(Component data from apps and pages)

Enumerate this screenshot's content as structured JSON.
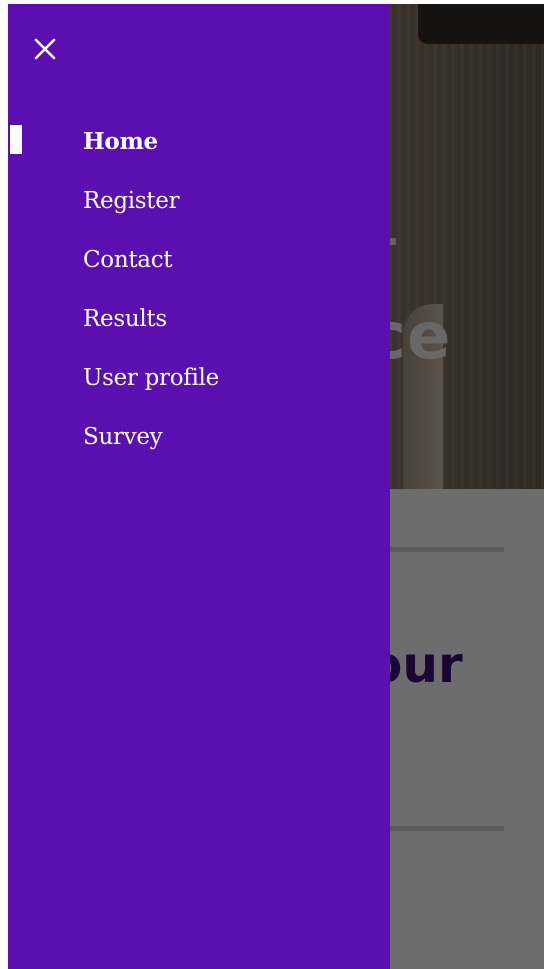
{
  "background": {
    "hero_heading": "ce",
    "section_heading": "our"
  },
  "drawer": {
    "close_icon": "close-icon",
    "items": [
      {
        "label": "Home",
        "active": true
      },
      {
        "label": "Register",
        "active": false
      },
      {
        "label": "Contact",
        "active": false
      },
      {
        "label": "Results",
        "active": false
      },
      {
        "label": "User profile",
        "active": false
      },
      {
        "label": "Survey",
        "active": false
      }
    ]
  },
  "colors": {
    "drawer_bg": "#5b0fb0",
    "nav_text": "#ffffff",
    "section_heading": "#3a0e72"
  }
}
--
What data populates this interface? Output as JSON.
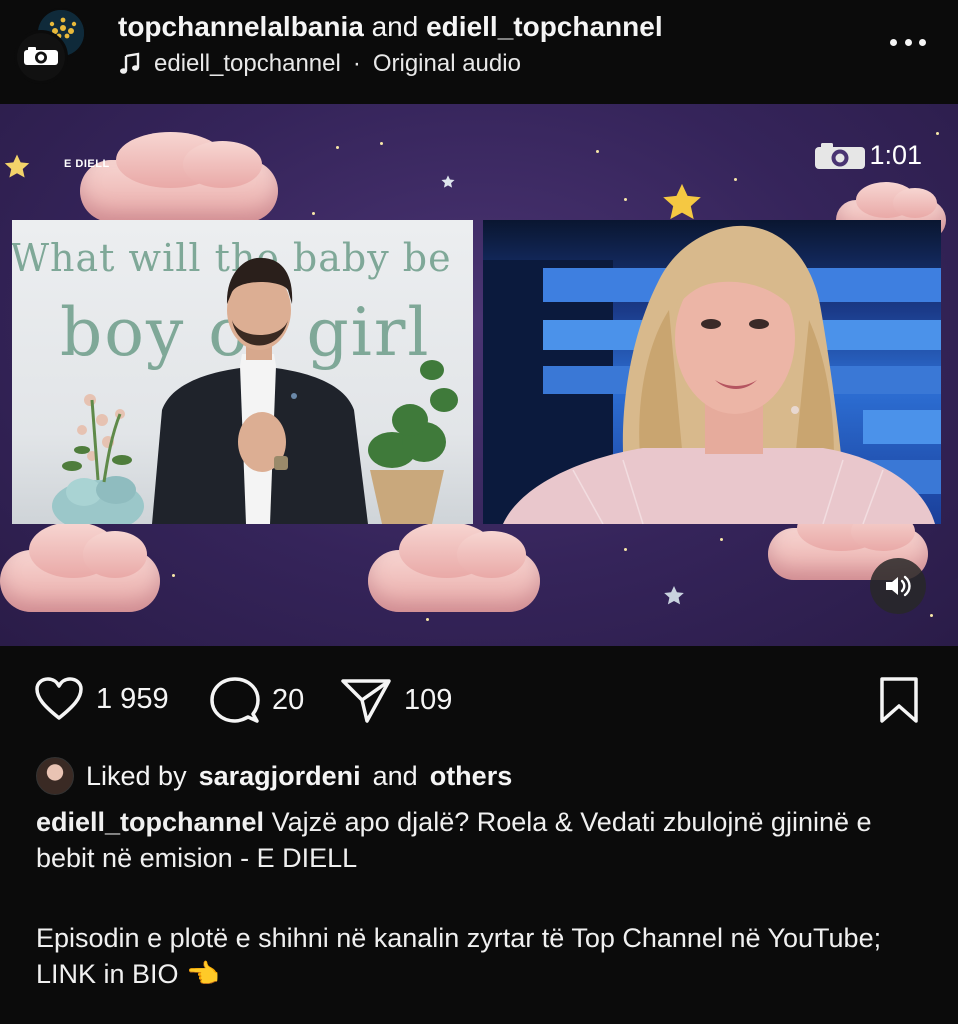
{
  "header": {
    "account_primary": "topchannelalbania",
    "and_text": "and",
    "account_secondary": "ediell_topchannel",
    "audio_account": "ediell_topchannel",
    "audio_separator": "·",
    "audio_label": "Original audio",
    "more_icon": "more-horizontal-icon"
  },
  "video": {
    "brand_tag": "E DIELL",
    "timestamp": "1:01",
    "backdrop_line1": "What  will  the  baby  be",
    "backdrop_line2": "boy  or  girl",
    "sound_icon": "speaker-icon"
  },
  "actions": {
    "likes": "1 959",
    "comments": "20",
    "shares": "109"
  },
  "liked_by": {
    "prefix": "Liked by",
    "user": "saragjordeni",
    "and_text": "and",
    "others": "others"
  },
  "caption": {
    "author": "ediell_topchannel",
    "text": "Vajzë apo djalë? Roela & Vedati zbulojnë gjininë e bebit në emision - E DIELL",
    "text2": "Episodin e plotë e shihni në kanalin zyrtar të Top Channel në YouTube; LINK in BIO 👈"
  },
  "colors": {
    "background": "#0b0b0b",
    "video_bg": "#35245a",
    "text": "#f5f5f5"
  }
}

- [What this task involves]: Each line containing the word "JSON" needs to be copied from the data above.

- [Answer below]:
Enumerate this screenshot's content as structured JSON.
What data populates this interface? Output as JSON.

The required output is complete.